The service at Yemen Cafe has changed drastically due to gentrification. Different types of people are entering the restaurant and therefore their customer service has increased ten folds. I remember the old service as a kid when they would just throw plates of food on the table and walk away but thats no longer the case. Now servers are all smiles and even their shirts match one another with the restaurant logo. For starters, we were given Maraq (مرق). Maraq is a green and basically lamb broth. Add a little bit of lemon juice and chili sauce called sahawiq (سحاوق). The lamb broth is very tasty and warms you up instantly, especially well on a cold day. Adding lemon and spice is an added plus but it goes great alone without any extras.
We ordered Salta (سلتة) which is Yemen’s national dish comprised of a slow roasted lamb broth with components such as potatoes, eggs, tomato, and lamb. Click here to check out my blog post dedicated specially for Salta. It was served bubbling hot in a clay bowl with Hulba on top which is Fenugreek sauce that is used as a topping. The variation of salta I had is called Fahsa — فحسة. Fahsa is basically Salta with shredded lamb pieces. This savory dip is eaten with a Yemeni flat bread made in a taboon called Malooga (ملوجة). Each bite melted in my mouth with the savory broth and lamb wrapped in Malooga. I recommend this dish for anyone trying Yemeni cuisine for the first time. This is a hearty starter and can feed 2-4 people from one bowl.
Our main course, of course, was meat with rice. Yemeni cuisine is known for roasted meat or haneeth (الحنيذ) within the Arab Community. We had both the slow roasted chicken and lamb. The bright red chicken and lamb was intensely juicy and its meat fell off the bone. Intense Yemeni spices (Hawaij) such as coriander and cumin filled my mouth with every bite. The white rice was bland but it went well with the meat. All the spices and flavor in the meat made up for the lack of flavor in the rice. Who cares honestly about the rice anyways? My main concern was the meat and the meat was crazy good!

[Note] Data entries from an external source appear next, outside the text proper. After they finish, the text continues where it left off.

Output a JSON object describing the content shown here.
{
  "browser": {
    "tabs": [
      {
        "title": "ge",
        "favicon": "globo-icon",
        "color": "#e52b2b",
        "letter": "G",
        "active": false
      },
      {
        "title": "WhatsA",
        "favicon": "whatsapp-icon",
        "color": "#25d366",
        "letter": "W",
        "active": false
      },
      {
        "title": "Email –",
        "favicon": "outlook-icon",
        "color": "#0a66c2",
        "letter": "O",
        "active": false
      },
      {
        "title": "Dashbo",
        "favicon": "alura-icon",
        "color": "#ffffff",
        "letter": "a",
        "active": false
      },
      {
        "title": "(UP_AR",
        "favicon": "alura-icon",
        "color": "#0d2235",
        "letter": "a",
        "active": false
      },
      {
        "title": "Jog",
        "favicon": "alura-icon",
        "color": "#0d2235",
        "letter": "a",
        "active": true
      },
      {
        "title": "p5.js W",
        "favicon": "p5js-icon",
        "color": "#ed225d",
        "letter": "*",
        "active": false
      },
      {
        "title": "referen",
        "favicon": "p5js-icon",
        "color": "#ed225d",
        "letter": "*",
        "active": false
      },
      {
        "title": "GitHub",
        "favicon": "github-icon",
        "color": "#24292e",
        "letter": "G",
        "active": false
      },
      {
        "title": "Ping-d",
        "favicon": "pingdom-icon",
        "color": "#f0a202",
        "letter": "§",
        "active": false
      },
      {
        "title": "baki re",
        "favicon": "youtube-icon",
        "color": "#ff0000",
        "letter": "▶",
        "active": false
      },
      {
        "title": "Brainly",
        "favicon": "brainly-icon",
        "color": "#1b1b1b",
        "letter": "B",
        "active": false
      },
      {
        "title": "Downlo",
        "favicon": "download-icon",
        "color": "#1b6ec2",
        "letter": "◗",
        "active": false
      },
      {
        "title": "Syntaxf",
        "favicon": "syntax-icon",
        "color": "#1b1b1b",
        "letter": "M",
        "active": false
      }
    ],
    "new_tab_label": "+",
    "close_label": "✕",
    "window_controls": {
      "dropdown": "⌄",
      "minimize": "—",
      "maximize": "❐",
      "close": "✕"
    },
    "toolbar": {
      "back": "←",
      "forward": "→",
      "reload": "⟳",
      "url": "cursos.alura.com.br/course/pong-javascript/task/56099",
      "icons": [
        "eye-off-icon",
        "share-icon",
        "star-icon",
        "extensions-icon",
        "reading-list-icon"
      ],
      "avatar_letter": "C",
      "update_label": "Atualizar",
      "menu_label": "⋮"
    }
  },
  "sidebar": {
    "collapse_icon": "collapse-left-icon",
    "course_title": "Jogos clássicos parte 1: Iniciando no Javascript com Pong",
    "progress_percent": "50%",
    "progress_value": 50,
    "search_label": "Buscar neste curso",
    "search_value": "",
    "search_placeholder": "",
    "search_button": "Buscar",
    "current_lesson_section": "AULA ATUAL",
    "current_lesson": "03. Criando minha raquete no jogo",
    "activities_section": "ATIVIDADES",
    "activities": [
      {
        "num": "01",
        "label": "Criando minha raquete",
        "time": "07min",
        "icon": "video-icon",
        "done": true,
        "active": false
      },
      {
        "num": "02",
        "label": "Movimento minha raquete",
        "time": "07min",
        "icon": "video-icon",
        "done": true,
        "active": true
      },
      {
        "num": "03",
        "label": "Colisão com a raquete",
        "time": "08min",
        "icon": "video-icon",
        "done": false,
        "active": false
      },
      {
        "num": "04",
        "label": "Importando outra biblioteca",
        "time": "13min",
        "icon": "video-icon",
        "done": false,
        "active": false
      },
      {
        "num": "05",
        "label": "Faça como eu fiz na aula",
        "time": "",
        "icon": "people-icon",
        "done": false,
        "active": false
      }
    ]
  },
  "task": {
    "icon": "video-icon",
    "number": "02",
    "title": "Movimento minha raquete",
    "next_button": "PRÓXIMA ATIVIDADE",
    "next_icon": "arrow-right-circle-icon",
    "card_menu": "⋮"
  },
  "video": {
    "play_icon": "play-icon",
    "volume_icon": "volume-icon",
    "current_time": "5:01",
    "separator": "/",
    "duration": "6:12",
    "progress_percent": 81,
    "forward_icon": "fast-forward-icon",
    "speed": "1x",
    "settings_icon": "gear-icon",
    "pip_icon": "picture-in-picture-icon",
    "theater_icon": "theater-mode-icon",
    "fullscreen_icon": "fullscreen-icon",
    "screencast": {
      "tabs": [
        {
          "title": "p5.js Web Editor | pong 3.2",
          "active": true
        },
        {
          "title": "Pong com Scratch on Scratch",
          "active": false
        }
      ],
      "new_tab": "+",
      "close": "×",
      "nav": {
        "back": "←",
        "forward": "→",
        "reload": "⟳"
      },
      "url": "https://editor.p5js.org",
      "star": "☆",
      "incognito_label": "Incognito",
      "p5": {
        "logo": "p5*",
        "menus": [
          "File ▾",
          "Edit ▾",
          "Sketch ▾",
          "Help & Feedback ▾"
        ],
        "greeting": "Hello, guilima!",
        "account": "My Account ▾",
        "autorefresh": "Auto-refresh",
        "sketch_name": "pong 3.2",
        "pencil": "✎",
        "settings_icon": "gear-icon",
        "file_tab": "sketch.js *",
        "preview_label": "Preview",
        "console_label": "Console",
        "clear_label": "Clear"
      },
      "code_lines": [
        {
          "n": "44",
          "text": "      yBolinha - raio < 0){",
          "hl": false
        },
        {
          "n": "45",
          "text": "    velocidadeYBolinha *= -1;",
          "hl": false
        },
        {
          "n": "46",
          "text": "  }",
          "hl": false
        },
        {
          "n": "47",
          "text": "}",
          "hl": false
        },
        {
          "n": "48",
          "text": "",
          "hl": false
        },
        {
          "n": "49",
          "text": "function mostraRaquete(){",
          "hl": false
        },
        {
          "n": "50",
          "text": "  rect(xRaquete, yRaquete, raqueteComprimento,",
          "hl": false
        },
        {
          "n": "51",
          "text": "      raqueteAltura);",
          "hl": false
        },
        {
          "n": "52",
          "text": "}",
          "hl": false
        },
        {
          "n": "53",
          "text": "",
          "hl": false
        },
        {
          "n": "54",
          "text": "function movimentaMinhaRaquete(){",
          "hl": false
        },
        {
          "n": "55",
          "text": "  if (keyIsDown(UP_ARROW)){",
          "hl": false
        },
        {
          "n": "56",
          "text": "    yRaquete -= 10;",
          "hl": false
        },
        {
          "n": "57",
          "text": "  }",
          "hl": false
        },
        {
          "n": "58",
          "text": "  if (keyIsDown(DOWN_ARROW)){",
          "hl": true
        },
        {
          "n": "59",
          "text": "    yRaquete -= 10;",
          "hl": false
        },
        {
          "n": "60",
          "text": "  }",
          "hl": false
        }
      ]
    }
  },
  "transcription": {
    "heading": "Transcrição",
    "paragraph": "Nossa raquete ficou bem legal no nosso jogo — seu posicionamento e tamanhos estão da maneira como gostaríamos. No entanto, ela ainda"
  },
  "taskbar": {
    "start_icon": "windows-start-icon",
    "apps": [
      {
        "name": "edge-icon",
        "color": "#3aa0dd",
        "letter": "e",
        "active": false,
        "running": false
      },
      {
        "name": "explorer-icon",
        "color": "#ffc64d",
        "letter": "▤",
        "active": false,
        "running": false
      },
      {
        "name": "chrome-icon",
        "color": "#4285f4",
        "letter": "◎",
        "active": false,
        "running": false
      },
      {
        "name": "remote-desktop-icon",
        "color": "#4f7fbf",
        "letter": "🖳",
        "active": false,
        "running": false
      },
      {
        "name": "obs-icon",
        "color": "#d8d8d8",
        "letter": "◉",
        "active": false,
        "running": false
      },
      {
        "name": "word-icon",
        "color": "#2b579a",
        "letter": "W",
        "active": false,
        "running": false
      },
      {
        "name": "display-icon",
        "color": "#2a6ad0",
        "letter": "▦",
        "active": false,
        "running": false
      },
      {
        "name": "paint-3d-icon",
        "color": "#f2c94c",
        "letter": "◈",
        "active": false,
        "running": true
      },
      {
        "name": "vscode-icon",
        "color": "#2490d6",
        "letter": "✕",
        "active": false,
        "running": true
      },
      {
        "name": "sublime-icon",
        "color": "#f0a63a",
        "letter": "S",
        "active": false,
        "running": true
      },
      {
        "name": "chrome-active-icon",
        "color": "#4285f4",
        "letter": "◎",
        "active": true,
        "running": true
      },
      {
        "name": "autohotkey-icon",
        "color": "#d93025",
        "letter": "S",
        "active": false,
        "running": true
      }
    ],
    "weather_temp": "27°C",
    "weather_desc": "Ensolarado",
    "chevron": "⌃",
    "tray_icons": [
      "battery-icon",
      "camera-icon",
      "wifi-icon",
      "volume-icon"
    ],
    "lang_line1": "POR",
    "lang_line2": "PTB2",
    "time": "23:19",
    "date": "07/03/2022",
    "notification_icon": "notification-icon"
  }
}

You would think we would stop after eating all this food, it was just 3 of us, but we continued. How about some chicken kabob? Last on our list is chicken kabob with a side of rice topped with dabekh. Dabekh is a vegetable stew slow with a tomato base. Both the chicken kabob and Dabekh were packed with flavor. A good ending to the meat selection.
One thing you will not find at Yemen cafe is desserts! There are a bunch of Yemeni desserts that would really compliment this meal but not here. However a good note is that they offer Yemeni tea. In the back of the restaurant is a self serve counter where you can pour your self a cup of Yemeni tea. This overall experience was great. It reminds me of my first time entering Borough hall when I was a kid but with friendly customer service this time around. Life is good when you are surrounded by happy memories and good food. I love this place and will come back again. Happy New Year!